Description of the task >> The full set of entries below must be returned exactly as shown.

(Data records for software interfaces)
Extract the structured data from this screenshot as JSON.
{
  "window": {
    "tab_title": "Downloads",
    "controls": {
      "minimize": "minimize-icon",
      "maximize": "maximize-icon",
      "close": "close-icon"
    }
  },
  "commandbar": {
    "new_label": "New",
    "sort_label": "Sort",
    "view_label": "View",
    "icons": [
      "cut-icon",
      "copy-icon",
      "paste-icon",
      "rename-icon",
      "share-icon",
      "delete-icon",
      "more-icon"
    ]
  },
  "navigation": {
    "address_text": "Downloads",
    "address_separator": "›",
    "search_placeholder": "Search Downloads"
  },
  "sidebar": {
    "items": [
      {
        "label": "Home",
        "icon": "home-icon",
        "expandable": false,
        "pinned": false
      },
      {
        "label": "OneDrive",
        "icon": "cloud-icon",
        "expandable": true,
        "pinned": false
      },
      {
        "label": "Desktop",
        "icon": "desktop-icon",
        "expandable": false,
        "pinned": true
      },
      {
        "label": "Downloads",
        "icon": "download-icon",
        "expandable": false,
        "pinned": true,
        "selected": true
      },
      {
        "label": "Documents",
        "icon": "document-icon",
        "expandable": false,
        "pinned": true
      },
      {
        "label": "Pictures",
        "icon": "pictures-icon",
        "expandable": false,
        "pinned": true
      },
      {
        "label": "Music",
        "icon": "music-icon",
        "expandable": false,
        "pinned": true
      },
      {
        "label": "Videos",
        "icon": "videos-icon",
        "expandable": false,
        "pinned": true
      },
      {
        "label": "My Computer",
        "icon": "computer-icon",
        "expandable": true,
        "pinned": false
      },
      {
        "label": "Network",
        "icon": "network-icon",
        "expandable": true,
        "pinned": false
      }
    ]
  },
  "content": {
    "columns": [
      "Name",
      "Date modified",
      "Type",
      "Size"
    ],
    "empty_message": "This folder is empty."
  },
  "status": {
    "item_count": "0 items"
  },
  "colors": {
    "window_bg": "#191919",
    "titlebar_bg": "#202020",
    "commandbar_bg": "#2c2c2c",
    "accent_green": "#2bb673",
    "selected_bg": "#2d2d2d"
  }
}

Expected output >>
Extract the structured data from this screenshot as JSON.
{
  "window": {
    "tab_title": "Downloads",
    "controls": {
      "minimize": "minimize-icon",
      "maximize": "maximize-icon",
      "close": "close-icon"
    }
  },
  "commandbar": {
    "new_label": "New",
    "sort_label": "Sort",
    "view_label": "View",
    "icons": [
      "cut-icon",
      "copy-icon",
      "paste-icon",
      "rename-icon",
      "share-icon",
      "delete-icon",
      "more-icon"
    ]
  },
  "navigation": {
    "address_text": "Downloads",
    "address_separator": "›",
    "search_placeholder": "Search Downloads"
  },
  "sidebar": {
    "items": [
      {
        "label": "Home",
        "icon": "home-icon",
        "expandable": false,
        "pinned": false
      },
      {
        "label": "OneDrive",
        "icon": "cloud-icon",
        "expandable": true,
        "pinned": false
      },
      {
        "label": "Desktop",
        "icon": "desktop-icon",
        "expandable": false,
        "pinned": true
      },
      {
        "label": "Downloads",
        "icon": "download-icon",
        "expandable": false,
        "pinned": true,
        "selected": true
      },
      {
        "label": "Documents",
        "icon": "document-icon",
        "expandable": false,
        "pinned": true
      },
      {
        "label": "Pictures",
        "icon": "pictures-icon",
        "expandable": false,
        "pinned": true
      },
      {
        "label": "Music",
        "icon": "music-icon",
        "expandable": false,
        "pinned": true
      },
      {
        "label": "Videos",
        "icon": "videos-icon",
        "expandable": false,
        "pinned": true
      },
      {
        "label": "My Computer",
        "icon": "computer-icon",
        "expandable": true,
        "pinned": false
      },
      {
        "label": "Network",
        "icon": "network-icon",
        "expandable": true,
        "pinned": false
      }
    ]
  },
  "content": {
    "columns": [
      "Name",
      "Date modified",
      "Type",
      "Size"
    ],
    "empty_message": "This folder is empty."
  },
  "status": {
    "item_count": "0 items"
  },
  "colors": {
    "window_bg": "#191919",
    "titlebar_bg": "#202020",
    "commandbar_bg": "#2c2c2c",
    "accent_green": "#2bb673",
    "selected_bg": "#2d2d2d"
  }
}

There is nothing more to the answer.